BEGIN GIVEN ENTRIES

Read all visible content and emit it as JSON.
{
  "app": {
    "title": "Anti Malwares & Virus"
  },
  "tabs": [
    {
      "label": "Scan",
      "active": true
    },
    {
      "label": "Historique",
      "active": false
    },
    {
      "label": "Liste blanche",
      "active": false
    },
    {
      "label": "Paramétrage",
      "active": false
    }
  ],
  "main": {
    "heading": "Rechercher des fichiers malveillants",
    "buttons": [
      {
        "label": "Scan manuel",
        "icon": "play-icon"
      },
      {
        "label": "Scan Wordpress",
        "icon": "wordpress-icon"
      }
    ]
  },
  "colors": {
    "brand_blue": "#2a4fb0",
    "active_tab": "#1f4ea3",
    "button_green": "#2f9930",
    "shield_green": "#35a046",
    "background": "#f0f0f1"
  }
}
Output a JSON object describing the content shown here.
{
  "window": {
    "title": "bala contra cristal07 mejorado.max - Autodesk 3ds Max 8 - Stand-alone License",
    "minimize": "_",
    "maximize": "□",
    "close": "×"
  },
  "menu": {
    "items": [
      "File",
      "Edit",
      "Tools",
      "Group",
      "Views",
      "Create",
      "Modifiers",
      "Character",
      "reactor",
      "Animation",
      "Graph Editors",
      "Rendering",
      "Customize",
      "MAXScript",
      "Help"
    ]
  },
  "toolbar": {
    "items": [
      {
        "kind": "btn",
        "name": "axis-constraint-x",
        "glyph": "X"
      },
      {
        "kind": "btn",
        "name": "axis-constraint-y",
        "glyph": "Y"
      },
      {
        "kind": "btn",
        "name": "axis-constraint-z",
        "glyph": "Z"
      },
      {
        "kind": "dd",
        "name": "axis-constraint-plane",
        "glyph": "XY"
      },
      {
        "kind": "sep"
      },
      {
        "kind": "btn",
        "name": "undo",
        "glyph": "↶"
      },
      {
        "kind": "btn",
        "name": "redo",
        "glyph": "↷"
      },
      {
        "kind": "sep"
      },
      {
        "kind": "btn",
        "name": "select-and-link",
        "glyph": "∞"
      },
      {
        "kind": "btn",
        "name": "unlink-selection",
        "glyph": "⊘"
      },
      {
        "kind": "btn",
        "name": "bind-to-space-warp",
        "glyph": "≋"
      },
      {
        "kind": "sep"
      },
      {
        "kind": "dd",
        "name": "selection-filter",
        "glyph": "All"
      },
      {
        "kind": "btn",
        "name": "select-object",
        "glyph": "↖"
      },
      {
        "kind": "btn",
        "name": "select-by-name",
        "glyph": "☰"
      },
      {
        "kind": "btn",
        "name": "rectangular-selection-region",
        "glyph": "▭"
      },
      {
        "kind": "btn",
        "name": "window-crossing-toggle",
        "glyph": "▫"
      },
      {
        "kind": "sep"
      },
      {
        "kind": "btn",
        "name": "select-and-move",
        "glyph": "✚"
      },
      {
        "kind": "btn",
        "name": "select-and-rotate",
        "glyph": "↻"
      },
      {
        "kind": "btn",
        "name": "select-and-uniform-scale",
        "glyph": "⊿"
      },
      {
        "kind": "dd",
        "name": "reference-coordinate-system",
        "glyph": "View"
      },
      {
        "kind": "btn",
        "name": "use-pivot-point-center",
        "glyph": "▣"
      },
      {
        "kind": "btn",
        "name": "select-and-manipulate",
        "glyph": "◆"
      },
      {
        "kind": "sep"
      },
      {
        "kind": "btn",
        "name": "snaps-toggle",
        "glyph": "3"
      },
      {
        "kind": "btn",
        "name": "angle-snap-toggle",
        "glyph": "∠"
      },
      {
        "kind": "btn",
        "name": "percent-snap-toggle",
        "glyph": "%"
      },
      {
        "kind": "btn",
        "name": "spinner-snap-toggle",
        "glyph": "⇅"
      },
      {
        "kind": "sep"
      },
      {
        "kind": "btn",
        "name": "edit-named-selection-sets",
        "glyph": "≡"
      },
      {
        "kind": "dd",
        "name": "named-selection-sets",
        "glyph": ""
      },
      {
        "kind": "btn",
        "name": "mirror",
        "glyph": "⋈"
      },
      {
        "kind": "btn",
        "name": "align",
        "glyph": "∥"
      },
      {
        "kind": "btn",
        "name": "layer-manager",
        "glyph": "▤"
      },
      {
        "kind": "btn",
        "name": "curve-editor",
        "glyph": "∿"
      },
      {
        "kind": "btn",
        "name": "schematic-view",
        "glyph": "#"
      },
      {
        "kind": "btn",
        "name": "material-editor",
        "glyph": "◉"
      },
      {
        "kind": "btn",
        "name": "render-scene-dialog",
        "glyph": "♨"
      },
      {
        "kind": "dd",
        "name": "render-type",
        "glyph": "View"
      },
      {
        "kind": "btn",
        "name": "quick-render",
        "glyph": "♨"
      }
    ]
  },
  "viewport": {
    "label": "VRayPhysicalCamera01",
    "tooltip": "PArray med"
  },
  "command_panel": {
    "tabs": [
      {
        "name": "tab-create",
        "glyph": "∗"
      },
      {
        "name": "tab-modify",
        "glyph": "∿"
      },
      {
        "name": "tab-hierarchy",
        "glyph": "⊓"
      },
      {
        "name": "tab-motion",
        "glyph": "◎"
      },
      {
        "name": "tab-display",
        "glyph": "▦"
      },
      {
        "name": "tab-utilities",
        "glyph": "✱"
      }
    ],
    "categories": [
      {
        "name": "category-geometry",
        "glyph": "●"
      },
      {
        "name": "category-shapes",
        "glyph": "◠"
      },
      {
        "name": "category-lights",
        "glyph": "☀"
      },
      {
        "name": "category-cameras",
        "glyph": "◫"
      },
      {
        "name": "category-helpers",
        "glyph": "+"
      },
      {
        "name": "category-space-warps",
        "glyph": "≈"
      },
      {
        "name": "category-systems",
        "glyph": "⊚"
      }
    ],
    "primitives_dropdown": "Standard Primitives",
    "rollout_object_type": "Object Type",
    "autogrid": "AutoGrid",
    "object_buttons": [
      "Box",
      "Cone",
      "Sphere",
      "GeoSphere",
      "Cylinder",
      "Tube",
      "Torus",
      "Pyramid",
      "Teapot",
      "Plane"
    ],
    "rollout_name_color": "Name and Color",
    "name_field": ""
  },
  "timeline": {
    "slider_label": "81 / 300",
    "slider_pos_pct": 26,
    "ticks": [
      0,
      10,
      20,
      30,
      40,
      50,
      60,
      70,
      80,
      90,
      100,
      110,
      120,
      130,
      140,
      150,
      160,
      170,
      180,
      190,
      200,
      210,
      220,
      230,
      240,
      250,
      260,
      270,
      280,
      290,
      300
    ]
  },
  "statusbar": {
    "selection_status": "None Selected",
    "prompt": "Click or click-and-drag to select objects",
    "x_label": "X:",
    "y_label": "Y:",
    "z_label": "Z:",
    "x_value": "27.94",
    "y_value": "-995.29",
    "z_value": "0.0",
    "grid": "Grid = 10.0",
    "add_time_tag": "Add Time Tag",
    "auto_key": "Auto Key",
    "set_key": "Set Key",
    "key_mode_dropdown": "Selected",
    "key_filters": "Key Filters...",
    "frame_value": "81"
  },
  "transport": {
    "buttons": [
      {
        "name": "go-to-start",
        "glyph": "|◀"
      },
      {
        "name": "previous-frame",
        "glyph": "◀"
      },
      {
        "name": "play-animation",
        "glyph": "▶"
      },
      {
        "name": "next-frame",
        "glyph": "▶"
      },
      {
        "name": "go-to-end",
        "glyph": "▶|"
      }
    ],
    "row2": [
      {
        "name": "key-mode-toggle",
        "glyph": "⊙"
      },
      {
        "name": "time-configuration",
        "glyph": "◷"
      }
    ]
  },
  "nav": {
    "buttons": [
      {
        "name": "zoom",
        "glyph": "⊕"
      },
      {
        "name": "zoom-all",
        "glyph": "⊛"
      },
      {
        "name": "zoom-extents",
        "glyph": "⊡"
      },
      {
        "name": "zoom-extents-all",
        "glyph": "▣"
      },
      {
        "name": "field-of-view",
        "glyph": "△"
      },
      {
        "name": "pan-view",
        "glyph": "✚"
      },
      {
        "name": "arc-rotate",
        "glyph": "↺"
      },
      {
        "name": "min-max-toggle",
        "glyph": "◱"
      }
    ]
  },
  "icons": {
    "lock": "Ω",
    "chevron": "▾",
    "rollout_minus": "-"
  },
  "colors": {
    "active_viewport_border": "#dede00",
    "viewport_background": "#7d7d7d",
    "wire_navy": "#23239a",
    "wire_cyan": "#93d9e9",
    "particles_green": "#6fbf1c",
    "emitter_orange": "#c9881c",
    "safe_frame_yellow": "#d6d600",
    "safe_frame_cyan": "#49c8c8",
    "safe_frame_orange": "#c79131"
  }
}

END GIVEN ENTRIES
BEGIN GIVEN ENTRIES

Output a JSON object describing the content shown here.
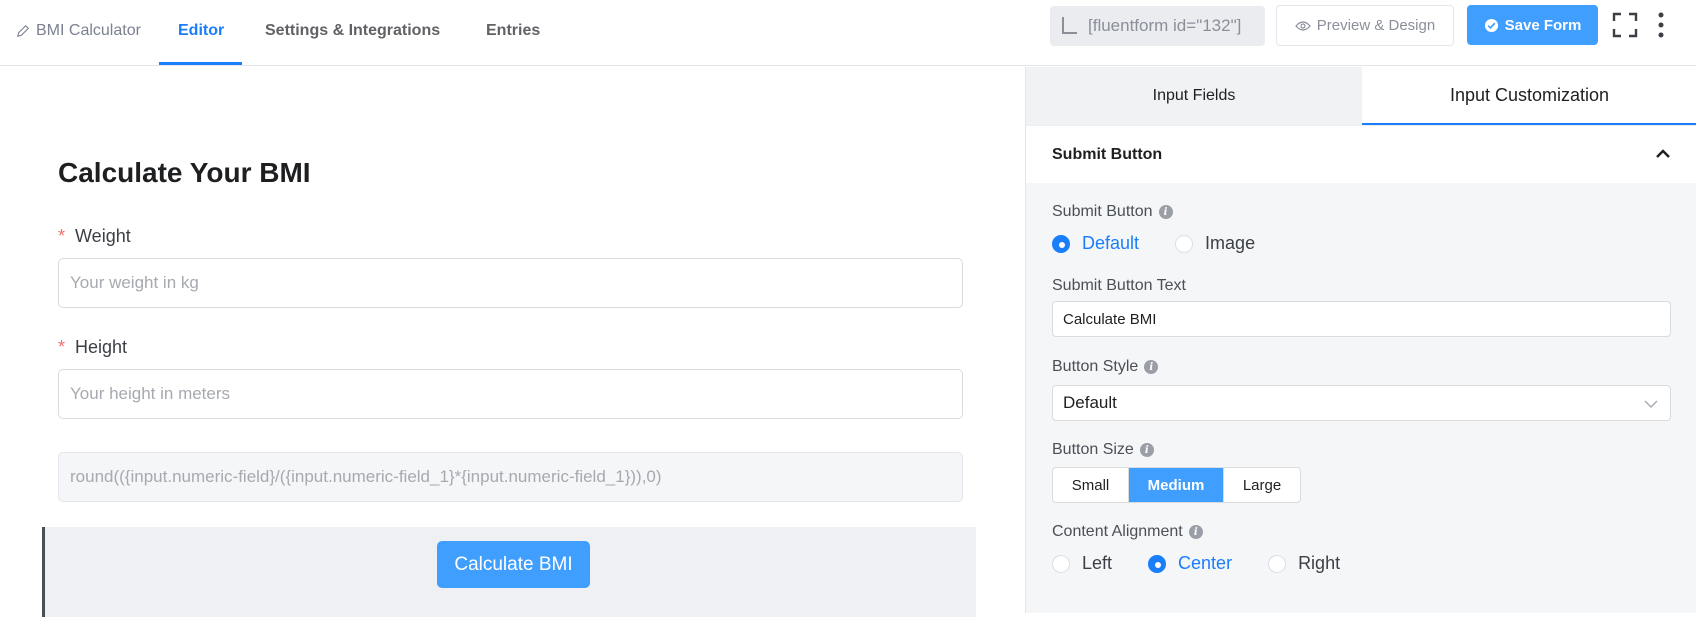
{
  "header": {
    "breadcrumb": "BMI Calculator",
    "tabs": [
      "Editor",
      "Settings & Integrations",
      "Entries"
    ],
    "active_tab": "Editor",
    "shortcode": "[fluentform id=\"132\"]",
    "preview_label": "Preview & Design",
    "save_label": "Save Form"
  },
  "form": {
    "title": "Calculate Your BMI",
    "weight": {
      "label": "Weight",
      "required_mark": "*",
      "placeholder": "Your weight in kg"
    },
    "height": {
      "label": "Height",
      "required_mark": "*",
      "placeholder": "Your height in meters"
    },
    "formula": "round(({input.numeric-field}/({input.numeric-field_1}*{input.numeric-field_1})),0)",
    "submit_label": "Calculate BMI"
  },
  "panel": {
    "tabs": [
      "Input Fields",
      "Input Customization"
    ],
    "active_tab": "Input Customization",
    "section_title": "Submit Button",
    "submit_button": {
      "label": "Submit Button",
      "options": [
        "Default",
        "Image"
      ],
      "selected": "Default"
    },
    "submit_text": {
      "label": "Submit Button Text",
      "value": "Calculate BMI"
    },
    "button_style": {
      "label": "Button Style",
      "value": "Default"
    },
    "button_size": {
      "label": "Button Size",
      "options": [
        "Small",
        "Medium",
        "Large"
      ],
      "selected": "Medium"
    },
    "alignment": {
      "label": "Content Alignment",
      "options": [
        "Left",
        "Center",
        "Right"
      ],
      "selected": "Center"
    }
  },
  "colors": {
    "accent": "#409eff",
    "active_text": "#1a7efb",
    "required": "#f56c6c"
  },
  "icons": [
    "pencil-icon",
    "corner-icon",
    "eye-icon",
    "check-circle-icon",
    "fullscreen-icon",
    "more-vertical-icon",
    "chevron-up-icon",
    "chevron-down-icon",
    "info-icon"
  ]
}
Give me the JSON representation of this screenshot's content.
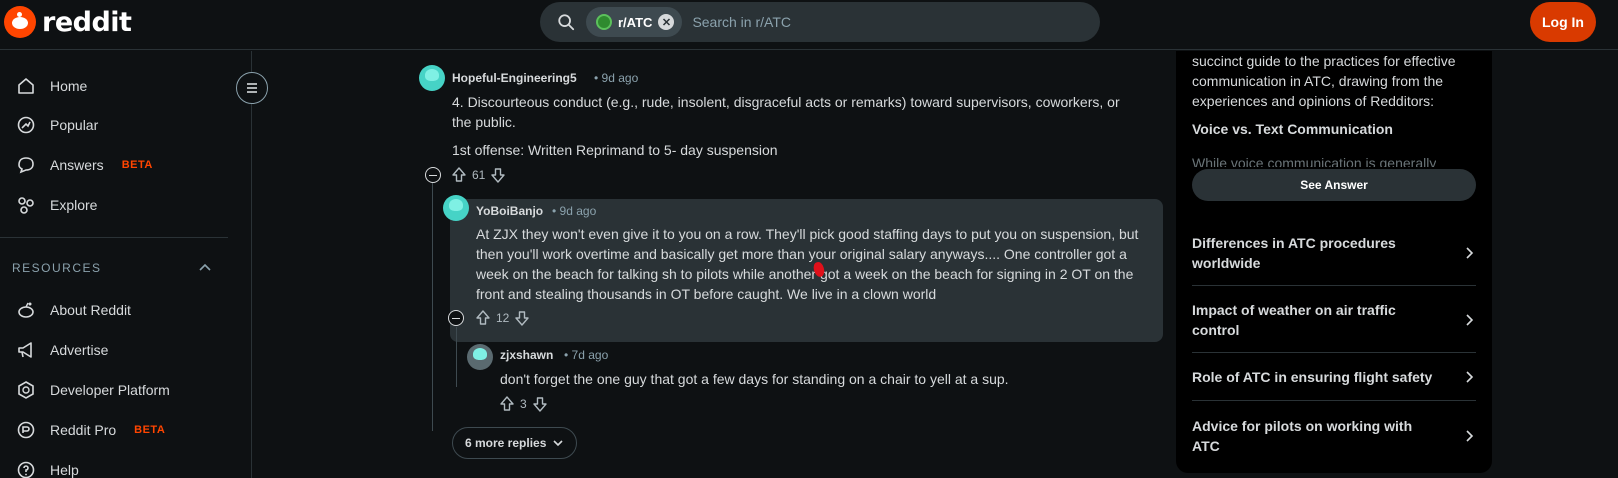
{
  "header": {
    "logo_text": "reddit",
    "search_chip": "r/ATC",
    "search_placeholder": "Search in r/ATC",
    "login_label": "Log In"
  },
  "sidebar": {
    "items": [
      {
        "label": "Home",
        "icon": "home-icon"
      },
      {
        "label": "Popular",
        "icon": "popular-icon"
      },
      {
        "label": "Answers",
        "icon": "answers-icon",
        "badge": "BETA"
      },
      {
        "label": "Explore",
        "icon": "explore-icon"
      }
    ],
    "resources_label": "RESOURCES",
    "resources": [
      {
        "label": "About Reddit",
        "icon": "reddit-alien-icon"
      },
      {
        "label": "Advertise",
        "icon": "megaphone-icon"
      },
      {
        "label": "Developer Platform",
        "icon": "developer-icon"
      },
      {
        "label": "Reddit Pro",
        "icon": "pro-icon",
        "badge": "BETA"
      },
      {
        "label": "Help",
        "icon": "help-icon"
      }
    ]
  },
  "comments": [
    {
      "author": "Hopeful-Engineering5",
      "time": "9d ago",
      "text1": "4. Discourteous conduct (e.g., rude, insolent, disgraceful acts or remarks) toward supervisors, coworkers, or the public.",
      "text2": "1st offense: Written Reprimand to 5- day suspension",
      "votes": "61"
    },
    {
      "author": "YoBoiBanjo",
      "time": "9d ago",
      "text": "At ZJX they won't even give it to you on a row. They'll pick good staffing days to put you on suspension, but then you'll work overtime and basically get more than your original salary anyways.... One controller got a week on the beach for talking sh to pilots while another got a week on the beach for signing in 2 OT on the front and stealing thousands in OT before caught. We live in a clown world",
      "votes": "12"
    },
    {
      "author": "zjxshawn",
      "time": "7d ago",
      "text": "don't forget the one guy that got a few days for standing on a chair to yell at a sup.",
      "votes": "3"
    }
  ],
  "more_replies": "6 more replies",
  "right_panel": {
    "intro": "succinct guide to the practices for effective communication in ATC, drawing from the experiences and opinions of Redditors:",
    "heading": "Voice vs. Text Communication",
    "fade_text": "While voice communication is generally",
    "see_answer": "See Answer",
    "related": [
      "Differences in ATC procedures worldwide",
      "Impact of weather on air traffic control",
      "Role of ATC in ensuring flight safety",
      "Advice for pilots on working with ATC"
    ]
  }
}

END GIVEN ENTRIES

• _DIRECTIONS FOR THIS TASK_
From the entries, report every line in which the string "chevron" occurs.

• _SOLUTION TO THE PROBLEM_
    "chevron": "▾",
    "chevron-up-icon",
    "chevron-down-icon",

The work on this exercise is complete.